Having no YDKJ money on the leaderboard doesn't just hurt your self esteem either, if you're playing against fellow Facebook friends, it'll hurt your ego, but perhaps more importantly, it also affects how quickly you level up.
Levelling up is just another case of bragging rights, as it usually is in most Facebook games, except, in You Don't Know Jack, your level is really indicative of your trivia aptness and skill at the game. As I've stated, you can't prove your smarts without getting money-rewarding questions correct - with whatever money you have left over at the end of the game filling up a meter. Like XP but rather you'll be getting that paper instead of getting those points. Trying to get money in the game can be difficult as attempting to answer questions provides a risk/reward - getting them wrong takes money of your total and could push you into the red whereas getting them right lifts you up closer to levelling up.

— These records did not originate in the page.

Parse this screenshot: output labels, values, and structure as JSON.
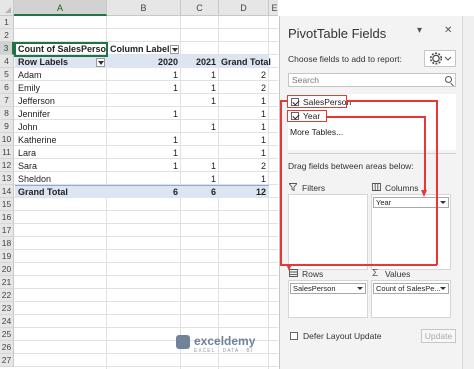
{
  "sheet": {
    "columns": [
      "A",
      "B",
      "C",
      "D",
      "E"
    ],
    "rows": [
      "1",
      "2",
      "3",
      "4",
      "5",
      "6",
      "7",
      "8",
      "9",
      "10",
      "11",
      "12",
      "13",
      "14",
      "15",
      "16",
      "17",
      "18",
      "19",
      "20",
      "21",
      "22",
      "23",
      "24",
      "25",
      "26",
      "27"
    ],
    "selected_column": "A",
    "selected_row": "3"
  },
  "pivot": {
    "values_caption": "Count of SalesPerson",
    "column_labels": "Column Labels",
    "row_labels": "Row Labels",
    "years": [
      "2020",
      "2021"
    ],
    "grand_total_header": "Grand Total",
    "rows": [
      {
        "name": "Adam",
        "y2020": "1",
        "y2021": "1",
        "total": "2"
      },
      {
        "name": "Emily",
        "y2020": "1",
        "y2021": "1",
        "total": "2"
      },
      {
        "name": "Jefferson",
        "y2020": "",
        "y2021": "1",
        "total": "1"
      },
      {
        "name": "Jennifer",
        "y2020": "1",
        "y2021": "",
        "total": "1"
      },
      {
        "name": "John",
        "y2020": "",
        "y2021": "1",
        "total": "1"
      },
      {
        "name": "Katherine",
        "y2020": "1",
        "y2021": "",
        "total": "1"
      },
      {
        "name": "Lara",
        "y2020": "1",
        "y2021": "",
        "total": "1"
      },
      {
        "name": "Sara",
        "y2020": "1",
        "y2021": "1",
        "total": "2"
      },
      {
        "name": "Sheldon",
        "y2020": "",
        "y2021": "1",
        "total": "1"
      }
    ],
    "grand_total": {
      "label": "Grand Total",
      "y2020": "6",
      "y2021": "6",
      "total": "12"
    }
  },
  "pane": {
    "title": "PivotTable Fields",
    "dropdown_glyph": "▾",
    "close_glyph": "✕",
    "choose_label": "Choose fields to add to report:",
    "search_placeholder": "Search",
    "fields": [
      {
        "label": "SalesPerson",
        "checked": true
      },
      {
        "label": "Year",
        "checked": true
      }
    ],
    "more_tables": "More Tables...",
    "drag_label": "Drag fields between areas below:",
    "areas": {
      "filters": {
        "label": "Filters",
        "icon": "filter-icon"
      },
      "columns": {
        "label": "Columns",
        "icon": "columns-icon",
        "chip": "Year"
      },
      "rows": {
        "label": "Rows",
        "icon": "rows-icon",
        "chip": "SalesPerson"
      },
      "values": {
        "label": "Values",
        "icon": "sigma-icon",
        "chip": "Count of SalesPe..."
      }
    },
    "defer_label": "Defer Layout Update",
    "update_label": "Update",
    "annotation_color": "#e53935"
  },
  "watermark": {
    "name": "exceldemy",
    "tagline": "EXCEL · DATA · BI"
  }
}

However, there is another peril that lays waiting for you in You Don't Know Jack - the freemium model. Given that Jellyvision Games, have been working with YDKJ for almost two decades now, it's unlikely that they got here a) without working incredibly hard for it and b) by waiting for handouts, though perhaps it's this determination to cash in that is You Don't Know Jack's biggest issue. After around 10 'free' games of You Don't Know Jack, they cut you off. One free game a day they say. More? You have to pay for those. Considering that most Facebook games (see : our reviews of Cafe World

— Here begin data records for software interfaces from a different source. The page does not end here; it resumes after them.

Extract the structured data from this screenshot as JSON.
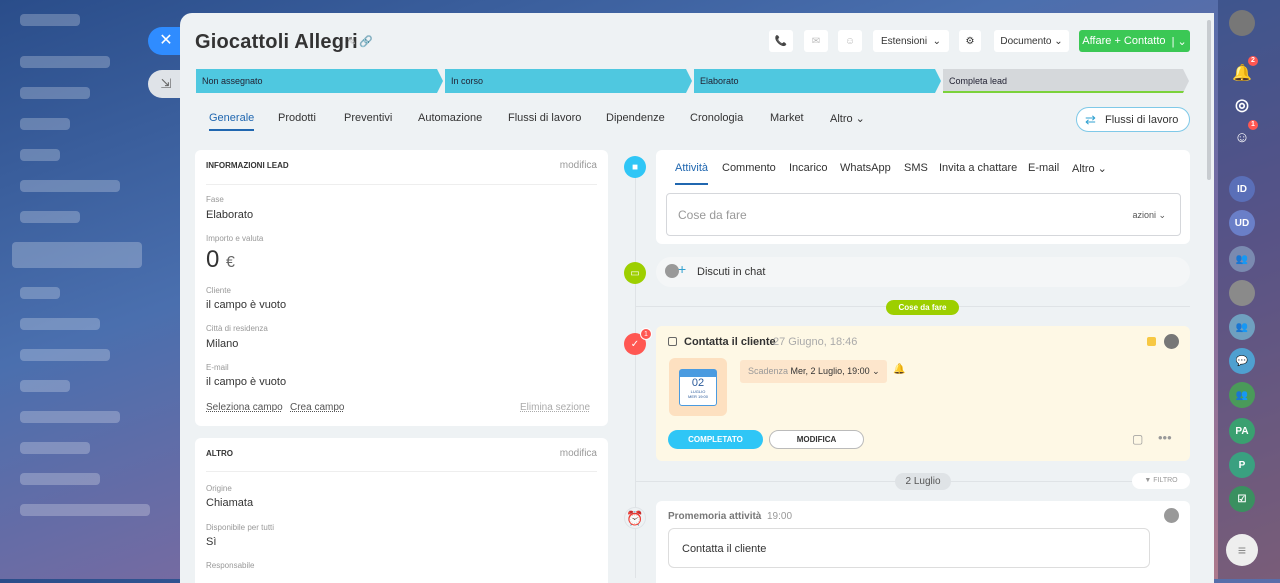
{
  "header": {
    "title": "Giocattoli Allegri",
    "estensioni": "Estensioni",
    "documento": "Documento",
    "affare_contatto": "Affare + Contatto"
  },
  "stages": [
    "Non assegnato",
    "In corso",
    "Elaborato",
    "Completa lead"
  ],
  "tabs": [
    "Generale",
    "Prodotti",
    "Preventivi",
    "Automazione",
    "Flussi di lavoro",
    "Dipendenze",
    "Cronologia",
    "Market",
    "Altro"
  ],
  "flussi_button": "Flussi di lavoro",
  "info_card": {
    "title": "INFORMAZIONI LEAD",
    "edit": "modifica",
    "fase_label": "Fase",
    "fase_value": "Elaborato",
    "importo_label": "Importo e valuta",
    "importo_value": "0",
    "currency": "€",
    "cliente_label": "Cliente",
    "cliente_value": "il campo è vuoto",
    "citta_label": "Città di residenza",
    "citta_value": "Milano",
    "email_label": "E-mail",
    "email_value": "il campo è vuoto",
    "seleziona": "Seleziona campo",
    "crea": "Crea campo",
    "elimina": "Elimina sezione"
  },
  "altro_card": {
    "title": "ALTRO",
    "edit": "modifica",
    "origine_label": "Origine",
    "origine_value": "Chiamata",
    "disponibile_label": "Disponibile per tutti",
    "disponibile_value": "Sì",
    "responsabile_label": "Responsabile"
  },
  "activity": {
    "tabs": [
      "Attività",
      "Commento",
      "Incarico",
      "WhatsApp",
      "SMS",
      "Invita a chattare",
      "E-mail",
      "Altro"
    ],
    "placeholder": "Cose da fare",
    "azioni": "azioni"
  },
  "discuti": "Discuti in chat",
  "cose_da_fare_tag": "Cose da fare",
  "task": {
    "title": "Contatta il cliente",
    "created": "27 Giugno, 18:46",
    "cal_day": "02",
    "cal_month": "LUGLIO",
    "cal_sub": "MER 19:00",
    "scadenza_label": "Scadenza",
    "scadenza_value": "Mer, 2 Luglio, 19:00",
    "completato": "COMPLETATO",
    "modifica": "MODIFICA",
    "badge": "1"
  },
  "date_divider": "2 Luglio",
  "filtro": "FILTRO",
  "reminder": {
    "title": "Promemoria attività",
    "time": "19:00",
    "text": "Contatta il cliente"
  },
  "rightbar": {
    "notif_badge": "2",
    "chat_badge": "1",
    "avatars": [
      "ID",
      "UD",
      "",
      "",
      "",
      "",
      "",
      "PA",
      "P",
      ""
    ]
  }
}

) offer a freemium model, providing you access to the core gameplay with the extra bits and bobs that improve your game costing you a few dollars. It's players who are used to this way of playing who will be frustrated by You Don't Know Jack's revenue model but really, they have very little right to. Unlike these other games, whose costs go toward maintenance and the behind the scenes running of the game (server upkeep etc.), You Don't Know Jack is constantly being worked on - between the production of the show itself (of which 3 new episodes are recorded a week) - the voice acting of the host, writing and then actually making You Don't Know Jack function the way it does - as well as the maintenance and server work that goes - the charging for extra games is understandable. What you're getting here is the premium of premium of Facebook games so that cost towards more games? Worth it.
As for those of you who are unwilling to fork out the tiny amount for extra rounds of You Don't Know Jack fun, you'll be happy to know that developer (and publisher of the Facebook and iOS versions) Jellyvision Games are so confident in the social success of their game that you can actually play through episodes that you have already tackled "asynchronously" alongside a friend who has played that episode too - allowing you not only to get more games out of You Don't Know Jack (as this method doesn't affect the amount of free games you have access to) but it enables you to earn more in-game cash too, leveling you up quicker, which in turn could have you earning a new episode faster too!
Overall, besides the fact that pseudo-presenter Cookie Masterson layers it on a bit thick with the humour at times and that the lag-trolls rear their ugly heads about once a game, You Don't Know Jack really is a perfect game. Those small niggles aside, if you enjoy your trivia in short bursts of fun, then you will love this.
You Don't Know Jack gets an 9 from us.